### Exercise description
Each line of the data below containing "value" needs to be listed.

────────────────────────────────────────

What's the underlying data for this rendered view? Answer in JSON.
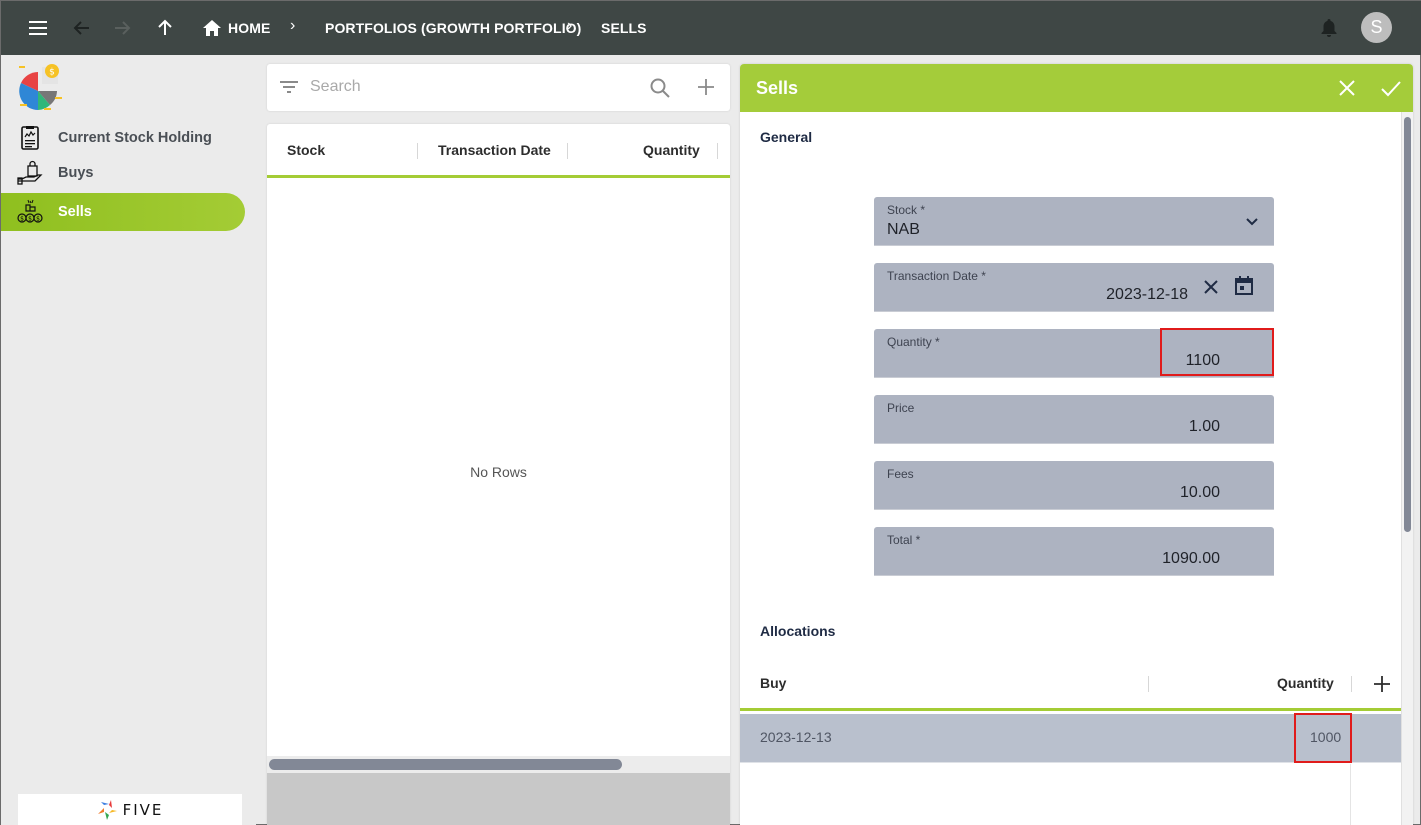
{
  "topbar": {
    "menu_icon": "hamburger-menu-icon",
    "back_icon": "arrow-left-icon",
    "forward_icon": "arrow-right-icon",
    "up_icon": "arrow-up-icon",
    "breadcrumbs": [
      {
        "label": "HOME",
        "icon": "home-icon"
      },
      {
        "label": "PORTFOLIOS (GROWTH PORTFOLIO)"
      },
      {
        "label": "SELLS"
      }
    ],
    "separator": "›",
    "notification_icon": "bell-icon",
    "avatar_initial": "S"
  },
  "sidebar": {
    "logo": "portfolio-pie-chart-logo",
    "items": [
      {
        "label": "Current Stock Holding",
        "icon": "clipboard-chart-icon",
        "active": false
      },
      {
        "label": "Buys",
        "icon": "hand-shopping-bag-icon",
        "active": false
      },
      {
        "label": "Sells",
        "icon": "money-sell-icon",
        "active": true
      }
    ],
    "footer_brand": "FIVE"
  },
  "list": {
    "search_placeholder": "Search",
    "columns": [
      "Stock",
      "Transaction Date",
      "Quantity"
    ],
    "empty_message": "No Rows"
  },
  "form": {
    "title": "Sells",
    "general_section": "General",
    "fields": {
      "stock": {
        "label": "Stock *",
        "value": "NAB"
      },
      "transaction_date": {
        "label": "Transaction Date *",
        "value": "2023-12-18"
      },
      "quantity": {
        "label": "Quantity *",
        "value": "1100"
      },
      "price": {
        "label": "Price",
        "value": "1.00"
      },
      "fees": {
        "label": "Fees",
        "value": "10.00"
      },
      "total": {
        "label": "Total *",
        "value": "1090.00"
      }
    },
    "allocations_section": "Allocations",
    "allocations": {
      "columns": [
        "Buy",
        "Quantity"
      ],
      "rows": [
        {
          "buy": "2023-12-13",
          "quantity": "1000"
        }
      ]
    }
  },
  "colors": {
    "accent": "#a4cc3a",
    "topbar": "#3f4745",
    "field_bg": "#adb3c1",
    "highlight": "#e01b1b"
  }
}
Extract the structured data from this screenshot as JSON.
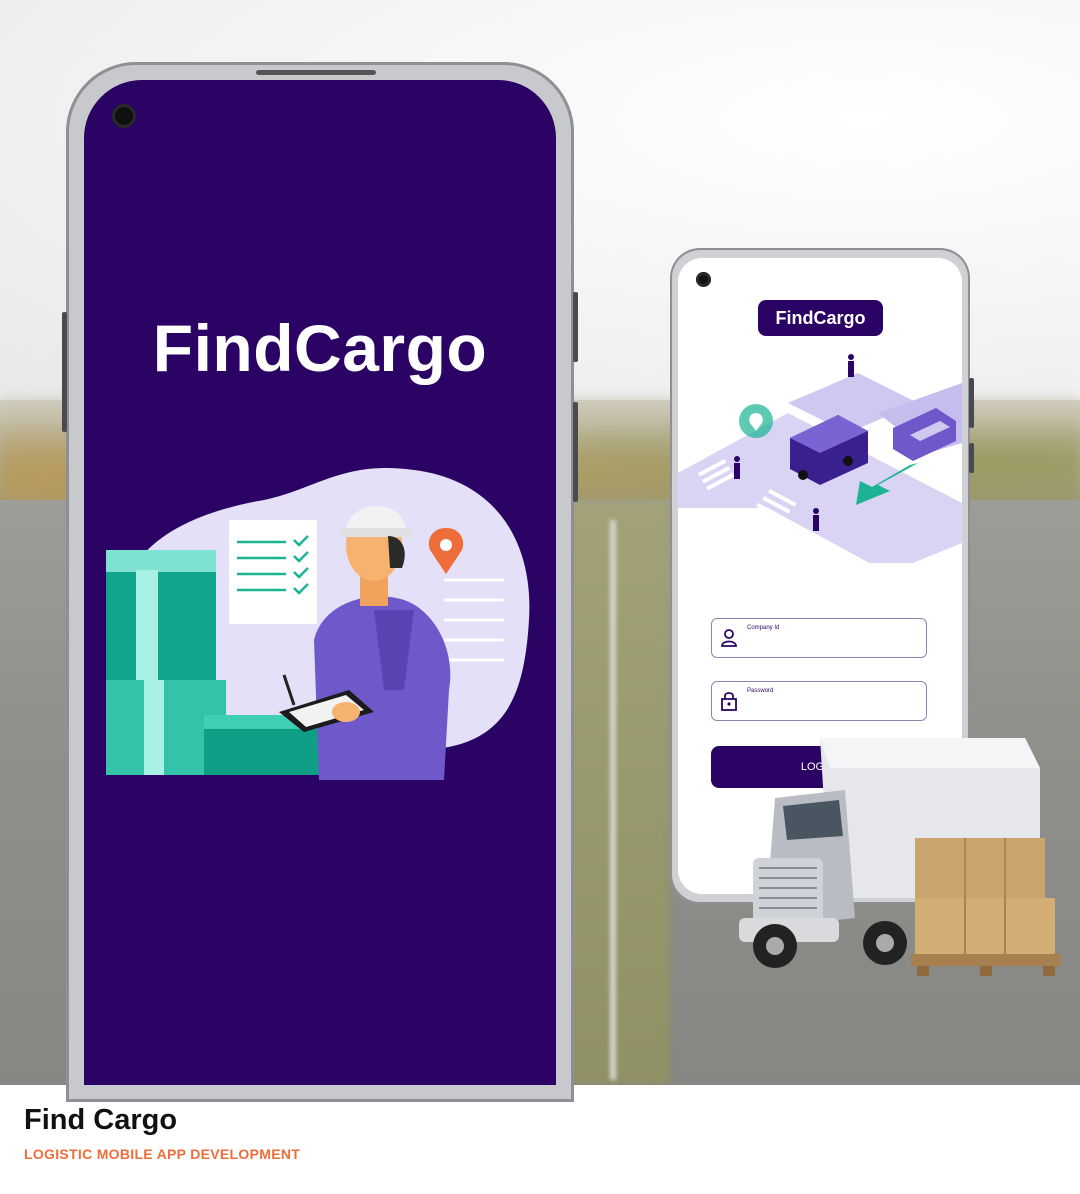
{
  "splash": {
    "brand": "FindCargo"
  },
  "login": {
    "brand": "FindCargo",
    "company_id_label": "Company Id",
    "password_label": "Password",
    "login_button": "LOGIN"
  },
  "caption": {
    "title": "Find Cargo",
    "subtitle": "LOGISTIC MOBILE APP DEVELOPMENT"
  },
  "colors": {
    "brand_purple": "#2b0364",
    "accent_teal": "#1bb394",
    "accent_orange": "#ee6d3a",
    "lavender": "#d9d4f3"
  },
  "icons": [
    "location-pin-icon",
    "user-icon",
    "lock-icon",
    "checkmark-icon"
  ]
}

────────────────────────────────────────

### Output below
        "value": "NAB"
        "value": "2023-12-18"
        "value": "1100"
        "value": "1.00"
        "value": "10.00"
        "value": "1090.00"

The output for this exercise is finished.